and how they make us sick. See the Further Discussion section at the end of this
lesson for more information.

10. Explain that filtering water is important, but cleaning it chemically is also important
to kill pathogens before we drink it. Show the dirty and clean water and ask the
students: Which would you rather drink? Why? Compare the dirty and clean water
and ask any other follow-up questions.
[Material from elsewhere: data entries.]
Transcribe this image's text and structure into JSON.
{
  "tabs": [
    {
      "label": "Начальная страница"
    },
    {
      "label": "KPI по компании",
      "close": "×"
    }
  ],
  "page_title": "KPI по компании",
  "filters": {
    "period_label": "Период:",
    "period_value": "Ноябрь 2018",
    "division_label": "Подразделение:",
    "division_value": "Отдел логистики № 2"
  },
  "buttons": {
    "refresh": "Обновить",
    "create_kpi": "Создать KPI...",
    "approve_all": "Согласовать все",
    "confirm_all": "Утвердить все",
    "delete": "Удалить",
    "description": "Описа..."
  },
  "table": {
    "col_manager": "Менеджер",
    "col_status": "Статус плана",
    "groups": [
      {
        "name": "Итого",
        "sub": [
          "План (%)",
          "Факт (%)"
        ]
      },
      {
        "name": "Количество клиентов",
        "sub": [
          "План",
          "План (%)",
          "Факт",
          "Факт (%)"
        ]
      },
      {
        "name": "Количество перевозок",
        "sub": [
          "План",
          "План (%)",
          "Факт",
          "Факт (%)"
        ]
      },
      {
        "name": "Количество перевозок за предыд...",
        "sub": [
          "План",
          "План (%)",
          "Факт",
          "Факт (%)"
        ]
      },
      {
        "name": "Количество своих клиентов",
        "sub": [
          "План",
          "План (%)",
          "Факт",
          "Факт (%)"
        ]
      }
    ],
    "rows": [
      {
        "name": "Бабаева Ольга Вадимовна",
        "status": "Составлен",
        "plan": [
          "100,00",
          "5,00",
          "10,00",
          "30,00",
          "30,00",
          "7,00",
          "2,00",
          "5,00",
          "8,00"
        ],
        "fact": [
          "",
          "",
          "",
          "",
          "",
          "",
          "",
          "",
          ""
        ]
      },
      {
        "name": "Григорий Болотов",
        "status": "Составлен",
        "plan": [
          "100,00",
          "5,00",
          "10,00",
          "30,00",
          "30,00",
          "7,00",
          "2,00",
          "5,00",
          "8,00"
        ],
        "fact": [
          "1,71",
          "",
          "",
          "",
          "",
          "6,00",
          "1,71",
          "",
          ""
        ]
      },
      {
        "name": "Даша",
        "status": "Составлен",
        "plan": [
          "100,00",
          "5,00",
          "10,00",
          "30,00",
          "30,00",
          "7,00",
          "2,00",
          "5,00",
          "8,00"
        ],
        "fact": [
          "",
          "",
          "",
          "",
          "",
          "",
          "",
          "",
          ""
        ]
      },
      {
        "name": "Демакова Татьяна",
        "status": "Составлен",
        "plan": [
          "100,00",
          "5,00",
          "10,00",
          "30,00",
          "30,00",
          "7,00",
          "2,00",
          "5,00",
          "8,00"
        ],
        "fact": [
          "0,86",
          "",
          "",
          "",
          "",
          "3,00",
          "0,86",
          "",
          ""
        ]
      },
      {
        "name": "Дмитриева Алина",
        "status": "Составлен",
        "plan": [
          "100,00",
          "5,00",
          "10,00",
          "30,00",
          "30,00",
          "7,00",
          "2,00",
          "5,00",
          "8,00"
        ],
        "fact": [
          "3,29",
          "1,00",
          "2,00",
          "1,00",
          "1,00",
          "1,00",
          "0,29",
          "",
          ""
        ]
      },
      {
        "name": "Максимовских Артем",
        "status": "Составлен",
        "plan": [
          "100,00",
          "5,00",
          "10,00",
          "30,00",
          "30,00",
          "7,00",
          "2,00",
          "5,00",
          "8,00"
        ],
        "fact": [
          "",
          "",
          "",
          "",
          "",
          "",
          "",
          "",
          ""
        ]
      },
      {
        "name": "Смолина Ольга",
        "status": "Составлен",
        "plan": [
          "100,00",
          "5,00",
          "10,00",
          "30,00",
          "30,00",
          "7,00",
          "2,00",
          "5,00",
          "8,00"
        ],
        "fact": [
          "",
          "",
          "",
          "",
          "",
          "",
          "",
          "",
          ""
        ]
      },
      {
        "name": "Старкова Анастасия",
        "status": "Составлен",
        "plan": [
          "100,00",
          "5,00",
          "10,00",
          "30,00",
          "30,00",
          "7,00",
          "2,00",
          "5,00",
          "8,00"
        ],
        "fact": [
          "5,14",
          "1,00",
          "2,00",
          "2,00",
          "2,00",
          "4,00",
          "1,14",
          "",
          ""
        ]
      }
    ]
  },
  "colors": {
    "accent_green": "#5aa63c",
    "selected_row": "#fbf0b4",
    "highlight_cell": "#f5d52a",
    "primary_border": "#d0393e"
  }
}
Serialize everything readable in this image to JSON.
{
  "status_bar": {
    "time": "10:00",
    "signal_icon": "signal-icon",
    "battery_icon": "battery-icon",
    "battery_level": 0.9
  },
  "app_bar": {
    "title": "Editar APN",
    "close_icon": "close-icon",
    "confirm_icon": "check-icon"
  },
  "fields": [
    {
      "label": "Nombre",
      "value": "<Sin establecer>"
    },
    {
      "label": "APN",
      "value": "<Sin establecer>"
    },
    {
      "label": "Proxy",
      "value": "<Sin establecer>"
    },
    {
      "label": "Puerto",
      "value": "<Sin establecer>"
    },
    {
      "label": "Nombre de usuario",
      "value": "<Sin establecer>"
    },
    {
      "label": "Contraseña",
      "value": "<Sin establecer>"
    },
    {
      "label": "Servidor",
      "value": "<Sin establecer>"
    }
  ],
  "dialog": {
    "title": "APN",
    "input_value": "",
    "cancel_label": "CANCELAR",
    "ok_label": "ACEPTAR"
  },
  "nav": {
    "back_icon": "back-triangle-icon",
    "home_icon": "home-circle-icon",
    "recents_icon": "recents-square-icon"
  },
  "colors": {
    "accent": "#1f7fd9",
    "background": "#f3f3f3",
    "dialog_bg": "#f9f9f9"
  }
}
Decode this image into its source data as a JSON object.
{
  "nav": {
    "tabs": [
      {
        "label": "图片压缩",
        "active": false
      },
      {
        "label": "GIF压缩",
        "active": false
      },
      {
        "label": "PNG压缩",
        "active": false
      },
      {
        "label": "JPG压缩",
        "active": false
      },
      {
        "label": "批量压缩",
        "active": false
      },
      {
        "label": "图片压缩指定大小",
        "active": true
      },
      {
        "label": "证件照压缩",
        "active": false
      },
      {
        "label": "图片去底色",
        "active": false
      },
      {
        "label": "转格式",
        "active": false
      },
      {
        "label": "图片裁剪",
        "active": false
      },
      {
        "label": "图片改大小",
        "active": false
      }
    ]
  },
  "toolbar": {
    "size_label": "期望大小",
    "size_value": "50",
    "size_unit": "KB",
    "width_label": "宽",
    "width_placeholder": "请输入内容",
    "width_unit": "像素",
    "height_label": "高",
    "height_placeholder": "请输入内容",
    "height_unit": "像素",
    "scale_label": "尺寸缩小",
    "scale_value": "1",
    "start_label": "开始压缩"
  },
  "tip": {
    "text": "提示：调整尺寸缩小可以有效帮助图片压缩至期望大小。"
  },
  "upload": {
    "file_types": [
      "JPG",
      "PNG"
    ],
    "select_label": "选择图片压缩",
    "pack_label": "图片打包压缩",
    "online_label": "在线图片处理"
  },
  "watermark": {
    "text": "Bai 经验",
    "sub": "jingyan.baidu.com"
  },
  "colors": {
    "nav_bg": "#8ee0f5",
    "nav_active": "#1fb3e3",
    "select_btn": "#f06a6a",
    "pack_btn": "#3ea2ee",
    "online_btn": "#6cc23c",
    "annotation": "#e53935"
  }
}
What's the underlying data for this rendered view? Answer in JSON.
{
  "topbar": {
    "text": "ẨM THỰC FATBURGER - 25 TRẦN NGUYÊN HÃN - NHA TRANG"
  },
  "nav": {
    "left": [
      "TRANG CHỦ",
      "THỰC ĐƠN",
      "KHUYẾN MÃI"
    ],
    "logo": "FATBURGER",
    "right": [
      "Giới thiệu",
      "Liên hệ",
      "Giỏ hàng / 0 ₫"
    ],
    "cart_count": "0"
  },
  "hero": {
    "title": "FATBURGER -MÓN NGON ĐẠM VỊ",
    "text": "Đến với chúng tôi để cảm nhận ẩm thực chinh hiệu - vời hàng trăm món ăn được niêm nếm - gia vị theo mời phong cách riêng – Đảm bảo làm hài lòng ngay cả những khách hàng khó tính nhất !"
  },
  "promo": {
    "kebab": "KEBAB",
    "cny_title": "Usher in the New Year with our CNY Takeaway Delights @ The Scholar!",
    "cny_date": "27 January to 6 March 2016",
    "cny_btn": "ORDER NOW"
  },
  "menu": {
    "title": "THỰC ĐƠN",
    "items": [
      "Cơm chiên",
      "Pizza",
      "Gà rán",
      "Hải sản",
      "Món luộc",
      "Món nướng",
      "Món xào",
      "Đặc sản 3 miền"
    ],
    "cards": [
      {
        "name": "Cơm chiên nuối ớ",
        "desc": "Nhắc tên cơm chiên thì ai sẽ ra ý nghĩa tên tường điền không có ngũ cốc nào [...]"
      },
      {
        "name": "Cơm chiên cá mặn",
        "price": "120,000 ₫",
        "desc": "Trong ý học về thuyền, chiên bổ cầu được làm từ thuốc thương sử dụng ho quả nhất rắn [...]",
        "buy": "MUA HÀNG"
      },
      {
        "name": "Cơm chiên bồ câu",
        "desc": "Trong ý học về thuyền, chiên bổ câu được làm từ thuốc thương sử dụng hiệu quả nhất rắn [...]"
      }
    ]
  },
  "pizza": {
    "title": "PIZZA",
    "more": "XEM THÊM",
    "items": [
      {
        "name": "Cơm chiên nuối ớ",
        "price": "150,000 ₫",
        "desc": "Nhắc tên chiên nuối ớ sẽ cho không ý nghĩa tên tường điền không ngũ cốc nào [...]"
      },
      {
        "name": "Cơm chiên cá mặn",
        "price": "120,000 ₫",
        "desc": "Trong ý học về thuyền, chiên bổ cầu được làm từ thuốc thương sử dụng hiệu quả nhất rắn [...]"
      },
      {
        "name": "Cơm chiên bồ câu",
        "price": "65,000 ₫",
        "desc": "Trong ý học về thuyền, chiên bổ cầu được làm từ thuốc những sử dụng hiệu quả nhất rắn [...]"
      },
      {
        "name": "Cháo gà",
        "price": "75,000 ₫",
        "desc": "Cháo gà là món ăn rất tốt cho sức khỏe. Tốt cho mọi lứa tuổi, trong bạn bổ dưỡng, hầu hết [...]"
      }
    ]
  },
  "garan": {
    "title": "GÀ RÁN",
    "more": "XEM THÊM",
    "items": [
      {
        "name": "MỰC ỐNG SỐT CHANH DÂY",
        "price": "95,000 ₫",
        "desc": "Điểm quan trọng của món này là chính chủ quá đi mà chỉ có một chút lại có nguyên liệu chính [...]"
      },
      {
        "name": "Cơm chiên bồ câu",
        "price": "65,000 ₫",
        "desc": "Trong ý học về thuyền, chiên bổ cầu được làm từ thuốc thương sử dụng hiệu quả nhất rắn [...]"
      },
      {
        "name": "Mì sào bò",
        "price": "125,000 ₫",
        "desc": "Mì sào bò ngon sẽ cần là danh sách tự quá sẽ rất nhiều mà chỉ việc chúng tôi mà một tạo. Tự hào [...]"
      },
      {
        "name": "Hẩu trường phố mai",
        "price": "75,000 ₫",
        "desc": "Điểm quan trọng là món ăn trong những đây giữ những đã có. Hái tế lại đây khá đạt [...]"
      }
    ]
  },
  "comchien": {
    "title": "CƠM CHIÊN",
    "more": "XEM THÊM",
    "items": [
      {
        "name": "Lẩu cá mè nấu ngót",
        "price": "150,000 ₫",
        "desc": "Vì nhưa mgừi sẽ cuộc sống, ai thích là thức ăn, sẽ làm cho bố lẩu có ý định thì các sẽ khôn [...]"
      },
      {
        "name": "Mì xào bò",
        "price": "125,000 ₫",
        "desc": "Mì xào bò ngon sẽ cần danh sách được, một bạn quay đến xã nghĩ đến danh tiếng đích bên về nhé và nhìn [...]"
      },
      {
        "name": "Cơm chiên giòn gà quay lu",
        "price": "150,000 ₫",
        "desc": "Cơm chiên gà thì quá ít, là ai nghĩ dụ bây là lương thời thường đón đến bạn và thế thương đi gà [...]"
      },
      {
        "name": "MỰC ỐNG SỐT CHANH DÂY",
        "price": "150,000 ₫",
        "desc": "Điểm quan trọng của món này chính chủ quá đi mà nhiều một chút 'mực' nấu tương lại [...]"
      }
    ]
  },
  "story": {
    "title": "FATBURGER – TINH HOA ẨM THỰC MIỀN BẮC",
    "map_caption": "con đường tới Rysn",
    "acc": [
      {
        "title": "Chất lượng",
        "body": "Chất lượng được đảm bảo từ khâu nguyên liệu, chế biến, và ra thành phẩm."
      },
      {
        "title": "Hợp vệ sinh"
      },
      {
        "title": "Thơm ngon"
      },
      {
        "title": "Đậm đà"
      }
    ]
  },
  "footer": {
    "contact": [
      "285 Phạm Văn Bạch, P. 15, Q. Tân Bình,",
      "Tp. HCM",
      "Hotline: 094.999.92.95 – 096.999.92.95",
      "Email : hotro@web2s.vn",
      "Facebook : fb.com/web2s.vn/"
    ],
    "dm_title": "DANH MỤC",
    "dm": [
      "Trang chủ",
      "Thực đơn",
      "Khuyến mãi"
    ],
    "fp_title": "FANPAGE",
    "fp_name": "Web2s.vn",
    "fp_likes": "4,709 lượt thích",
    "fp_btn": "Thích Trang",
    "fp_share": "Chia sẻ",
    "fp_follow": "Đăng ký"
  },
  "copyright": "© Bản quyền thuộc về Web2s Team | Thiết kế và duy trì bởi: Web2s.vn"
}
1. What are pathogens and which pathogens should we be concerned about in our
Pathogens are disease-causing organisms which may include types of bacteria, viruses,
protozoan parasites, and other organisms. United State Environmental Protection
Agency (USEPA) regulates the following pathogens in drinking water:
Cryptospridium: This is a single-celled protozoa parasite found in lakes and
rivers, especially in waters with sewage or animal waste pollution. This
protozoan parasite can cause gastrointestinal illness like diarrhea, vomiting and
stomach cramps.
Giardia lamblia: This is a single-celled protozoan parasite that can be found in
the intestines of infected humans and animals, in soil, food, or water
contaminated by feces from infected humans and animals. This pathogen can
cause nausea, stomach cramps, diarrhea, and associated headaches.
Legionella: This is a type of bacteria that is naturally found in the environment,
usually in water. It grows best in warm water (hot tubs, cooling towers, hot water
tanks, large plumbing systems or air-conditioning systems of large buildings are
ideal places for this bacteria). Legionella bacteria in water can become a health
risk if the bacteria are aerosolized (e.g., in an air conditioning system or a
shower) and then breathed in. Inhaling Legionella bacteria can cause a type of
pneumonia known as Legionnaires disease.
2. What are other methods of cleaning or filtering water?
Boiling water: Boiling water can kill harmful bacteria and microorganisms. Do
not boil water in order to remove nitrate, lead or some other substances. Boiling
water will actually increase the concentrations of these substances, not remove
Filters: Most water filters available at stores remove 99.99% of waterborne
viruses, bacteria and protozoan parasites and have carbon which will improve the
taste of the water. This is the recommended way to completely clean water for
drinking purposes.
UV water purifiers: UV light can kill bacteria and microorganisms in water
because the energy emitted by the light is absorbed by the cells of microbes which
prevents the cell enzymes from reading DNA. Without intact DNA microbes
cannot reproduce.


Water Filtration IV


FUN SCIENCE: Filter Magic


Zoom Water Filter


Basic Information about Pathogens and Indicators in Drinking Water